Charlotte Bray: Chamber and Solo Works
Notes on the music by Charlotte Bray: A sense of distance links all five pieces, composed between 2011 and 2016. In the music, worlds, real and imaginary are encapsulated, touched and experienced. Occasionally, we feel tangibly close to the action, but often we are mere onlookers from afar- now locked in the icy waters of Zustände, where we find ourselves aurally trapped within the cracking ice, now isolated on the banks of On the Other Shore, calling across the water to a loved one where distance is felt most longingly. Inspired by Marco Polo’s depictions of Venice, water again is the fundamental element within Invisible Cities. Distance, in The Sun was Chasing Venus is felt from above, flying high in the skies, where movement and proximity are perceived very differently. Beyond also relates to this realm, outside the limitations of the world we inhabit. A principal fascination of composing for me is creating a journey through music, a secret, abstract narrative, where the listener is transported to another ‘place’, one that is not fixed, but varies from listener to listener.
Charlotte Bray’s compositions have been championed by numerous world-class ensembles and orchestras, including the Royal Opera House Covent Garden, Britten Sinfonia, Birmingham Contemporary Music Group, London Symphony Orchestra, BBC Scottish Symphony Orchestra and BBC Symphony Orchestra. Several renowned conductors have performed her work including Sir Mark Elder, Daniel Harding and Jessica Cottis.
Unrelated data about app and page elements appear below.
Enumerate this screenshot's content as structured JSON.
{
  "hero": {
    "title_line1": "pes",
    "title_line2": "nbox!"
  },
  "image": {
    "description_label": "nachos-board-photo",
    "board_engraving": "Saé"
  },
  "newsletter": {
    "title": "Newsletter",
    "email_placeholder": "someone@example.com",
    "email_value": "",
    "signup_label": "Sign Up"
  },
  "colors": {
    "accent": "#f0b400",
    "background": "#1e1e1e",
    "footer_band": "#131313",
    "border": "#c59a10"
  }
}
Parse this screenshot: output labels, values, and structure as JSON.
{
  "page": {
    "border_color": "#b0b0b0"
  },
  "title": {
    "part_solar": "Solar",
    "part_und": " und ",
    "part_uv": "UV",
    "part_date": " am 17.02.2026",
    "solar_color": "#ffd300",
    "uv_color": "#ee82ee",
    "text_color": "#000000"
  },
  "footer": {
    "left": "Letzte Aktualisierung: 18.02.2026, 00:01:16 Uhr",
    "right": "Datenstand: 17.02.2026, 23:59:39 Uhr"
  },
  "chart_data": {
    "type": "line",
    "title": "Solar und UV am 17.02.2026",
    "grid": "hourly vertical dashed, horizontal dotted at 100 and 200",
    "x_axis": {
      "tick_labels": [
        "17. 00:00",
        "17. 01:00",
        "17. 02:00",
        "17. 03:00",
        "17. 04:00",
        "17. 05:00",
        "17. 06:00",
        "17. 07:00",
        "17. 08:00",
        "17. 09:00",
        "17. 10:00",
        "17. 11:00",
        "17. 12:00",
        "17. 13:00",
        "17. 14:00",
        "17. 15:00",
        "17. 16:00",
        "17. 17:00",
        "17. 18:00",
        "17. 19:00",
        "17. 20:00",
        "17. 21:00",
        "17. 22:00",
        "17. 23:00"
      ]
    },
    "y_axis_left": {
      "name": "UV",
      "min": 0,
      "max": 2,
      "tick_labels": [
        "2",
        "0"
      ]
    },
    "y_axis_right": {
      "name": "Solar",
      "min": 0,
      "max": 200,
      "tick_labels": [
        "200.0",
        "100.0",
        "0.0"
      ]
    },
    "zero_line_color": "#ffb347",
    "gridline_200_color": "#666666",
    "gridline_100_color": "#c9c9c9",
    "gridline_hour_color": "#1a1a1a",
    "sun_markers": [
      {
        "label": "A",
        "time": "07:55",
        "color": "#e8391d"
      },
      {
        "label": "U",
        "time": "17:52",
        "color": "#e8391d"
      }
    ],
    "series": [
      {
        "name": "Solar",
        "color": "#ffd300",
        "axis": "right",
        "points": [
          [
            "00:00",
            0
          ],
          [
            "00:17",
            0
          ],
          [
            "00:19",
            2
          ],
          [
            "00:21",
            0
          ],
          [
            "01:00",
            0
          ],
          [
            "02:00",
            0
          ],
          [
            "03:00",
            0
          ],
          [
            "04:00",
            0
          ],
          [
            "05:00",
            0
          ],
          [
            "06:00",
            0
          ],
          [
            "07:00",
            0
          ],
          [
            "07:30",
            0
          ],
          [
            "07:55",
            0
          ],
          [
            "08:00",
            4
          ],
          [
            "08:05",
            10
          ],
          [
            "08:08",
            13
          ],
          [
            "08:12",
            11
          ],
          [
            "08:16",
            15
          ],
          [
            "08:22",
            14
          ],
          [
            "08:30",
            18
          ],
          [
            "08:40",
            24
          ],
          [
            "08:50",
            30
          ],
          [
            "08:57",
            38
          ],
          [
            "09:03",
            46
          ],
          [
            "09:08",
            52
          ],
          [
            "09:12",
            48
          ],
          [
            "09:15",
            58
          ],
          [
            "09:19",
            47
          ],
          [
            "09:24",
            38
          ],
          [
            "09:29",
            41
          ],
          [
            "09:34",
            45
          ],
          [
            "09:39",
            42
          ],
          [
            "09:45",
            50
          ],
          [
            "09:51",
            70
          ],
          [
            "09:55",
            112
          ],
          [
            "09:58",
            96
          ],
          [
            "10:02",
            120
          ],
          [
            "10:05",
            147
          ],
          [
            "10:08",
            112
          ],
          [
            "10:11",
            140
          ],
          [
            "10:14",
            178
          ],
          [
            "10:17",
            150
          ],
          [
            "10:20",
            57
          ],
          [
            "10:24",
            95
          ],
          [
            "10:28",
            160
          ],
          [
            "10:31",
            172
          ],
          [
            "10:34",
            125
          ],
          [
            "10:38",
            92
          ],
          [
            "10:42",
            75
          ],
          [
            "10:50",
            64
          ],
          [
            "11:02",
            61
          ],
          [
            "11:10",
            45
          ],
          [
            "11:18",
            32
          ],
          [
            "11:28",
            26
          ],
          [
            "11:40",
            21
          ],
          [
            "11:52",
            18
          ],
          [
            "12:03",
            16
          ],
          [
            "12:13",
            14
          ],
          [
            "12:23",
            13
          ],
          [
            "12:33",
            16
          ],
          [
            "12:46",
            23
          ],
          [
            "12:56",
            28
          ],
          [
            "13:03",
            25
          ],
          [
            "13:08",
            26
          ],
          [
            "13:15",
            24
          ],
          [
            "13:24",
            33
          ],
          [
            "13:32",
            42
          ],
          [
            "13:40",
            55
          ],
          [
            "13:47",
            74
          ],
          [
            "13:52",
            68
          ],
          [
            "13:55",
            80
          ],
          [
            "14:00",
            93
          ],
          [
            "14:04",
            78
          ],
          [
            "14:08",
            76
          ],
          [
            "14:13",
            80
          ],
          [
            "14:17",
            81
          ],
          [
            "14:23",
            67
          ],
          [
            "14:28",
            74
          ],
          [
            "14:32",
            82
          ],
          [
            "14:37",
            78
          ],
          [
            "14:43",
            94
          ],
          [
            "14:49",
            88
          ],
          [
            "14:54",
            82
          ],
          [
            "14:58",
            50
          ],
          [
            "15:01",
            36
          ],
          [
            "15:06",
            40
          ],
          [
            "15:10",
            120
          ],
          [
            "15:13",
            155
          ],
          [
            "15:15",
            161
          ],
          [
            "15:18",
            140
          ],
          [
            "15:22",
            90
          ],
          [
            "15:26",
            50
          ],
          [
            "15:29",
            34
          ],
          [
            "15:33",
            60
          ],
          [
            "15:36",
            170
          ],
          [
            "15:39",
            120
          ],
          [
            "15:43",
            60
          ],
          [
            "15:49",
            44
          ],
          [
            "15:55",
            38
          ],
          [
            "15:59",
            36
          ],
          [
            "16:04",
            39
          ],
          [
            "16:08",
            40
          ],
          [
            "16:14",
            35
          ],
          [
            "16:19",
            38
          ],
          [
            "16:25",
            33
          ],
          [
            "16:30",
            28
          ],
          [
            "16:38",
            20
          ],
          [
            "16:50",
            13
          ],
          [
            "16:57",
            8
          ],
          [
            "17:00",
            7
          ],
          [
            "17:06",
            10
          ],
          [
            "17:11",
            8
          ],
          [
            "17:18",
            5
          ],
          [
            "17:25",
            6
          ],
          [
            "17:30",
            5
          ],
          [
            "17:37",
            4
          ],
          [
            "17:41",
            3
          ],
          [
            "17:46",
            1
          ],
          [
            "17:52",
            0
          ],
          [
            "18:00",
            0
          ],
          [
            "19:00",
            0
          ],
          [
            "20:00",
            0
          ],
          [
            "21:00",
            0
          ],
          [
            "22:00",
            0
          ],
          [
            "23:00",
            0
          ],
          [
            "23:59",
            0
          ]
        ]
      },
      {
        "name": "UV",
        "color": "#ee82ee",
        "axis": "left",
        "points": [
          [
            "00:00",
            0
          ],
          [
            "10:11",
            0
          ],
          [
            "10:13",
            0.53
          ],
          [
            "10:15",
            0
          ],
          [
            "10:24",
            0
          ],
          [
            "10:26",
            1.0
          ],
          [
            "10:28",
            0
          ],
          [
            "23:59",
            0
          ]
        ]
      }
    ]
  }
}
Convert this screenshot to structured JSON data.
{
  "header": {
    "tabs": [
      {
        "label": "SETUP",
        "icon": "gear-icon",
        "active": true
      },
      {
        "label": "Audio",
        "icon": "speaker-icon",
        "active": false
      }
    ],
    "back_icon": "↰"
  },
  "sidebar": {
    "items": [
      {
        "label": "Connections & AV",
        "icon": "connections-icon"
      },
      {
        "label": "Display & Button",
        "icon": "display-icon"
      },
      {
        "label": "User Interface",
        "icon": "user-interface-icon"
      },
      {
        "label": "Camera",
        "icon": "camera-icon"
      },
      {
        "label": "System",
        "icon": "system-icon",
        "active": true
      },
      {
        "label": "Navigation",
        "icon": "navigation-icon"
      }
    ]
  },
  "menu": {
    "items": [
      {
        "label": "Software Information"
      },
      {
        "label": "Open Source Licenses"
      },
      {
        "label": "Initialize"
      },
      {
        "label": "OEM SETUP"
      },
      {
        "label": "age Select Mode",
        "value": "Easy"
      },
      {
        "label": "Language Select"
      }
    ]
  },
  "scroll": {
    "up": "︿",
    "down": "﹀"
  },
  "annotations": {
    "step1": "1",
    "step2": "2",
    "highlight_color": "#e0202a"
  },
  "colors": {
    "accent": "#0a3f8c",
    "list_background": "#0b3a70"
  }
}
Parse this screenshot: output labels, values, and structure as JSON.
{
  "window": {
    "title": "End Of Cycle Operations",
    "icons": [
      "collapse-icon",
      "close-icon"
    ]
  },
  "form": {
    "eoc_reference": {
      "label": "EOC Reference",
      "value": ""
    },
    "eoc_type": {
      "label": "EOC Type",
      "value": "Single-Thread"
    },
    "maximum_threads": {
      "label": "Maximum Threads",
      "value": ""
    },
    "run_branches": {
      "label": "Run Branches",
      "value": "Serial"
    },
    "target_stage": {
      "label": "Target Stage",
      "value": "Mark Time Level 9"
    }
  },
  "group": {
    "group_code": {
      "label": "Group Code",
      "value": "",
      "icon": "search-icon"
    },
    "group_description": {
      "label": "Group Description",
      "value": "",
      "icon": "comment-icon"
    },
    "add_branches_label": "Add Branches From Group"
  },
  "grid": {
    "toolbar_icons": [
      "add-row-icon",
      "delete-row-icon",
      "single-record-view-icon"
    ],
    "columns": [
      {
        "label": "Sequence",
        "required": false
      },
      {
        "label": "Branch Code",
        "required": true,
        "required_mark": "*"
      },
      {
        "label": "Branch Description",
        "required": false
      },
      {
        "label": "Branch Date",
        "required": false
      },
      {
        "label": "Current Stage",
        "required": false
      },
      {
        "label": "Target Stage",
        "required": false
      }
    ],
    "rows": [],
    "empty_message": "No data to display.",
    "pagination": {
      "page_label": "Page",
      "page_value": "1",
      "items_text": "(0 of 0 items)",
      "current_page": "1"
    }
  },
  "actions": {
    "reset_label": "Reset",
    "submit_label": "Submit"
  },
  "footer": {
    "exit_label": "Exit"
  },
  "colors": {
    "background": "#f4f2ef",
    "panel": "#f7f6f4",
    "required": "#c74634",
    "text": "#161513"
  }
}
You have an excellent collection of the young British composer Charlotte Bray, formed at the Brimingham Conservatoire, Royal College of Music, and distinguished with the composition awards of the Royal Philharmonic Society and the Lili Boulanger Prize. The compositions of Bray are revealed in the repertoire of remarkable formations, including the Royal Opera House Covent Garden or the London Symphony Orchestra. The choice of these five pieces is particularly wise, given that there is a transversal aesthetic theme, a sense of distance that connects the real world and the imaginary world of the author. The allusions to water and ice are abundant. No de bades opens the album Zustände, a piano quartet in three parts, the first of which alludes precisely to one of these ice stages, broken, frosted, slowly disintegrating. The result is highly sensory, a snapshot of short phrases in acute records, suggesting ice when it is cracked, on a fluid bottom that represents the thickness of the glacier.